**Work item:** Return the records in full, exactly as given.

** Opening Extracted data block **

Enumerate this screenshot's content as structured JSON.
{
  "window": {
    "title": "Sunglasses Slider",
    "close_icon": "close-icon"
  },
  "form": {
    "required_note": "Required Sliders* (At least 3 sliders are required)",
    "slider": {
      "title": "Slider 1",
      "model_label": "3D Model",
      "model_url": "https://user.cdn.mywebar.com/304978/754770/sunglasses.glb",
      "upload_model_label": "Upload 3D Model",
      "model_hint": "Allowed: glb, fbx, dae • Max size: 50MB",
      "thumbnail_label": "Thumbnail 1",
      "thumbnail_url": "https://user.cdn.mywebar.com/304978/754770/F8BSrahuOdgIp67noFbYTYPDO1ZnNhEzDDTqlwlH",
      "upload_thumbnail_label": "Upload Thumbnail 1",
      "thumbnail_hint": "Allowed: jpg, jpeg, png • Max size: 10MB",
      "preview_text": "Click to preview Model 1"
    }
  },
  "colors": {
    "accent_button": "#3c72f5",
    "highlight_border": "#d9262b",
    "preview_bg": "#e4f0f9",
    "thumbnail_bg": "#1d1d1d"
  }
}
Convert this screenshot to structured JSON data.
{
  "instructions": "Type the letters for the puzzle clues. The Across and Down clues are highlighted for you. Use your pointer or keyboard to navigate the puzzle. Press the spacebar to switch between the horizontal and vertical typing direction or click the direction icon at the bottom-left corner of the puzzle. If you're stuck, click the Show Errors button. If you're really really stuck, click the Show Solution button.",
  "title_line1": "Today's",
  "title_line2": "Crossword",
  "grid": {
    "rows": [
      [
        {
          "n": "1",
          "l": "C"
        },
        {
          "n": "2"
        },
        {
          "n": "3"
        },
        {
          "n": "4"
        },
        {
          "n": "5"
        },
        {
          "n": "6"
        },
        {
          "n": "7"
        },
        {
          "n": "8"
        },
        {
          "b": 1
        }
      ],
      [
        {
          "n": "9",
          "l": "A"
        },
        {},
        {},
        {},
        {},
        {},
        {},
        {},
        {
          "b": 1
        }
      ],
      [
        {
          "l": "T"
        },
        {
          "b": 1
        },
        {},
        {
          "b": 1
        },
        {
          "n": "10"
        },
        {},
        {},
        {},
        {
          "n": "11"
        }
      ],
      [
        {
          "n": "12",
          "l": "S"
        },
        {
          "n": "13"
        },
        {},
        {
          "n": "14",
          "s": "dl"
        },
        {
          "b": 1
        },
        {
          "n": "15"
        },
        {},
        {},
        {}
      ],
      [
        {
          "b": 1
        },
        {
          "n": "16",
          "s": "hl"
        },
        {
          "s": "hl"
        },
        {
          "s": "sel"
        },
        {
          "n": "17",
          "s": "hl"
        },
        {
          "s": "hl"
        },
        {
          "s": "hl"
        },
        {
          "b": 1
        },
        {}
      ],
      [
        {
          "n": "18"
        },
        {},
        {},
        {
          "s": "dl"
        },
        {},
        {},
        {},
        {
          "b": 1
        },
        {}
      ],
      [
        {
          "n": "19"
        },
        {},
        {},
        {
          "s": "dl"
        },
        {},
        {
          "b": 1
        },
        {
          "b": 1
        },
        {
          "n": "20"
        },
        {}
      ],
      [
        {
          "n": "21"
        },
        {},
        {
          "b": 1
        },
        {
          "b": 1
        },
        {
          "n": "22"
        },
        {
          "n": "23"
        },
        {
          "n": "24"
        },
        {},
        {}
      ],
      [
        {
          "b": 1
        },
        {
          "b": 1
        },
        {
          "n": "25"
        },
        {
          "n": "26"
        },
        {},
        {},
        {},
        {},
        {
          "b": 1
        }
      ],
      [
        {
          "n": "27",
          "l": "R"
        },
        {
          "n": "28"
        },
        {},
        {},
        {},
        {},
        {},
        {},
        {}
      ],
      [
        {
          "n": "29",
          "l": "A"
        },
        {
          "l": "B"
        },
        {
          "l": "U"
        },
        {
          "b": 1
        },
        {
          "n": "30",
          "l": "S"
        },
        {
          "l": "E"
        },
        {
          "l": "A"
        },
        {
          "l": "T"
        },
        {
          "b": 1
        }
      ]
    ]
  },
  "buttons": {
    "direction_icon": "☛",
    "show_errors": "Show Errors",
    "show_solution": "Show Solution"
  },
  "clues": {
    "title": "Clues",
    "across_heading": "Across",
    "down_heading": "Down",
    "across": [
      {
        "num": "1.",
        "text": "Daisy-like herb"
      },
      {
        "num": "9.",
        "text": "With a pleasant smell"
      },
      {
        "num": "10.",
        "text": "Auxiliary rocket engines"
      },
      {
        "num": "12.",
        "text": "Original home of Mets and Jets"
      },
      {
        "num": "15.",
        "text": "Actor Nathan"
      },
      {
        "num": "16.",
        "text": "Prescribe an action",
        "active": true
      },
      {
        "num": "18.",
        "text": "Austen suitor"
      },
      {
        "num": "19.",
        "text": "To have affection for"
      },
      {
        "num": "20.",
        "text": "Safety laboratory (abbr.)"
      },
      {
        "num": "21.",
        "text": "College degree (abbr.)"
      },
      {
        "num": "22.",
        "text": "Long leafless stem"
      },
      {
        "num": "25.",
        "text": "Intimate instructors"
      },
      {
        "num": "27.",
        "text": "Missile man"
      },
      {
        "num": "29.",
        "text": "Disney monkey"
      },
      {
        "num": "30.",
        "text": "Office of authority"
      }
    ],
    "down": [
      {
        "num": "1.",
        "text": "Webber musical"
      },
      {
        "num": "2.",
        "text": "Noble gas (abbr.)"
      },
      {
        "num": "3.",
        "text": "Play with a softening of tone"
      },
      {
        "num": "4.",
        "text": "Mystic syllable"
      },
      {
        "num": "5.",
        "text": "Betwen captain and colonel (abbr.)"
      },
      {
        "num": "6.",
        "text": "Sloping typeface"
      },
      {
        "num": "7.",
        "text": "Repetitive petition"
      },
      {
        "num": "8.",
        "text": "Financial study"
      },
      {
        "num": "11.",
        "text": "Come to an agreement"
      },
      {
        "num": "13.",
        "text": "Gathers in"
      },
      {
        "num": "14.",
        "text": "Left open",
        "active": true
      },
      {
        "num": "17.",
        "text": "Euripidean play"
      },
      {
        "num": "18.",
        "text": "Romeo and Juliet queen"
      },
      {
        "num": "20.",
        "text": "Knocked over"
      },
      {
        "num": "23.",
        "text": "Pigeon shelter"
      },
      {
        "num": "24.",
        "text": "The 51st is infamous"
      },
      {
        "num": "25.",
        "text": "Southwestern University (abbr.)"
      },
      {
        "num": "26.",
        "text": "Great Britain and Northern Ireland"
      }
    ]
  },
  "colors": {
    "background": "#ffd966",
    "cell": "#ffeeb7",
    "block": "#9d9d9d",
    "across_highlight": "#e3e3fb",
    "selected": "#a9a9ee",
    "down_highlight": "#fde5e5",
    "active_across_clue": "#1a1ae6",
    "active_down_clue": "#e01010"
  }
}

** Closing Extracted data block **

**Completed exercise:**
Enumerate this screenshot's content as structured JSON.
{
  "window": {
    "title": "Sunglasses Slider",
    "close_icon": "close-icon"
  },
  "form": {
    "required_note": "Required Sliders* (At least 3 sliders are required)",
    "slider": {
      "title": "Slider 1",
      "model_label": "3D Model",
      "model_url": "https://user.cdn.mywebar.com/304978/754770/sunglasses.glb",
      "upload_model_label": "Upload 3D Model",
      "model_hint": "Allowed: glb, fbx, dae • Max size: 50MB",
      "thumbnail_label": "Thumbnail 1",
      "thumbnail_url": "https://user.cdn.mywebar.com/304978/754770/F8BSrahuOdgIp67noFbYTYPDO1ZnNhEzDDTqlwlH",
      "upload_thumbnail_label": "Upload Thumbnail 1",
      "thumbnail_hint": "Allowed: jpg, jpeg, png • Max size: 10MB",
      "preview_text": "Click to preview Model 1"
    }
  },
  "colors": {
    "accent_button": "#3c72f5",
    "highlight_border": "#d9262b",
    "preview_bg": "#e4f0f9",
    "thumbnail_bg": "#1d1d1d"
  }
}
Convert this screenshot to structured JSON data.
{
  "instructions": "Type the letters for the puzzle clues. The Across and Down clues are highlighted for you. Use your pointer or keyboard to navigate the puzzle. Press the spacebar to switch between the horizontal and vertical typing direction or click the direction icon at the bottom-left corner of the puzzle. If you're stuck, click the Show Errors button. If you're really really stuck, click the Show Solution button.",
  "title_line1": "Today's",
  "title_line2": "Crossword",
  "grid": {
    "rows": [
      [
        {
          "n": "1",
          "l": "C"
        },
        {
          "n": "2"
        },
        {
          "n": "3"
        },
        {
          "n": "4"
        },
        {
          "n": "5"
        },
        {
          "n": "6"
        },
        {
          "n": "7"
        },
        {
          "n": "8"
        },
        {
          "b": 1
        }
      ],
      [
        {
          "n": "9",
          "l": "A"
        },
        {},
        {},
        {},
        {},
        {},
        {},
        {},
        {
          "b": 1
        }
      ],
      [
        {
          "l": "T"
        },
        {
          "b": 1
        },
        {},
        {
          "b": 1
        },
        {
          "n": "10"
        },
        {},
        {},
        {},
        {
          "n": "11"
        }
      ],
      [
        {
          "n": "12",
          "l": "S"
        },
        {
          "n": "13"
        },
        {},
        {
          "n": "14",
          "s": "dl"
        },
        {
          "b": 1
        },
        {
          "n": "15"
        },
        {},
        {},
        {}
      ],
      [
        {
          "b": 1
        },
        {
          "n": "16",
          "s": "hl"
        },
        {
          "s": "hl"
        },
        {
          "s": "sel"
        },
        {
          "n": "17",
          "s": "hl"
        },
        {
          "s": "hl"
        },
        {
          "s": "hl"
        },
        {
          "b": 1
        },
        {}
      ],
      [
        {
          "n": "18"
        },
        {},
        {},
        {
          "s": "dl"
        },
        {},
        {},
        {},
        {
          "b": 1
        },
        {}
      ],
      [
        {
          "n": "19"
        },
        {},
        {},
        {
          "s": "dl"
        },
        {},
        {
          "b": 1
        },
        {
          "b": 1
        },
        {
          "n": "20"
        },
        {}
      ],
      [
        {
          "n": "21"
        },
        {},
        {
          "b": 1
        },
        {
          "b": 1
        },
        {
          "n": "22"
        },
        {
          "n": "23"
        },
        {
          "n": "24"
        },
        {},
        {}
      ],
      [
        {
          "b": 1
        },
        {
          "b": 1
        },
        {
          "n": "25"
        },
        {
          "n": "26"
        },
        {},
        {},
        {},
        {},
        {
          "b": 1
        }
      ],
      [
        {
          "n": "27",
          "l": "R"
        },
        {
          "n": "28"
        },
        {},
        {},
        {},
        {},
        {},
        {},
        {}
      ],
      [
        {
          "n": "29",
          "l": "A"
        },
        {
          "l": "B"
        },
        {
          "l": "U"
        },
        {
          "b": 1
        },
        {
          "n": "30",
          "l": "S"
        },
        {
          "l": "E"
        },
        {
          "l": "A"
        },
        {
          "l": "T"
        },
        {
          "b": 1
        }
      ]
    ]
  },
  "buttons": {
    "direction_icon": "☛",
    "show_errors": "Show Errors",
    "show_solution": "Show Solution"
  },
  "clues": {
    "title": "Clues",
    "across_heading": "Across",
    "down_heading": "Down",
    "across": [
      {
        "num": "1.",
        "text": "Daisy-like herb"
      },
      {
        "num": "9.",
        "text": "With a pleasant smell"
      },
      {
        "num": "10.",
        "text": "Auxiliary rocket engines"
      },
      {
        "num": "12.",
        "text": "Original home of Mets and Jets"
      },
      {
        "num": "15.",
        "text": "Actor Nathan"
      },
      {
        "num": "16.",
        "text": "Prescribe an action",
        "active": true
      },
      {
        "num": "18.",
        "text": "Austen suitor"
      },
      {
        "num": "19.",
        "text": "To have affection for"
      },
      {
        "num": "20.",
        "text": "Safety laboratory (abbr.)"
      },
      {
        "num": "21.",
        "text": "College degree (abbr.)"
      },
      {
        "num": "22.",
        "text": "Long leafless stem"
      },
      {
        "num": "25.",
        "text": "Intimate instructors"
      },
      {
        "num": "27.",
        "text": "Missile man"
      },
      {
        "num": "29.",
        "text": "Disney monkey"
      },
      {
        "num": "30.",
        "text": "Office of authority"
      }
    ],
    "down": [
      {
        "num": "1.",
        "text": "Webber musical"
      },
      {
        "num": "2.",
        "text": "Noble gas (abbr.)"
      },
      {
        "num": "3.",
        "text": "Play with a softening of tone"
      },
      {
        "num": "4.",
        "text": "Mystic syllable"
      },
      {
        "num": "5.",
        "text": "Betwen captain and colonel (abbr.)"
      },
      {
        "num": "6.",
        "text": "Sloping typeface"
      },
      {
        "num": "7.",
        "text": "Repetitive petition"
      },
      {
        "num": "8.",
        "text": "Financial study"
      },
      {
        "num": "11.",
        "text": "Come to an agreement"
      },
      {
        "num": "13.",
        "text": "Gathers in"
      },
      {
        "num": "14.",
        "text": "Left open",
        "active": true
      },
      {
        "num": "17.",
        "text": "Euripidean play"
      },
      {
        "num": "18.",
        "text": "Romeo and Juliet queen"
      },
      {
        "num": "20.",
        "text": "Knocked over"
      },
      {
        "num": "23.",
        "text": "Pigeon shelter"
      },
      {
        "num": "24.",
        "text": "The 51st is infamous"
      },
      {
        "num": "25.",
        "text": "Southwestern University (abbr.)"
      },
      {
        "num": "26.",
        "text": "Great Britain and Northern Ireland"
      }
    ]
  },
  "colors": {
    "background": "#ffd966",
    "cell": "#ffeeb7",
    "block": "#9d9d9d",
    "across_highlight": "#e3e3fb",
    "selected": "#a9a9ee",
    "down_highlight": "#fde5e5",
    "active_across_clue": "#1a1ae6",
    "active_down_clue": "#e01010"
  }
}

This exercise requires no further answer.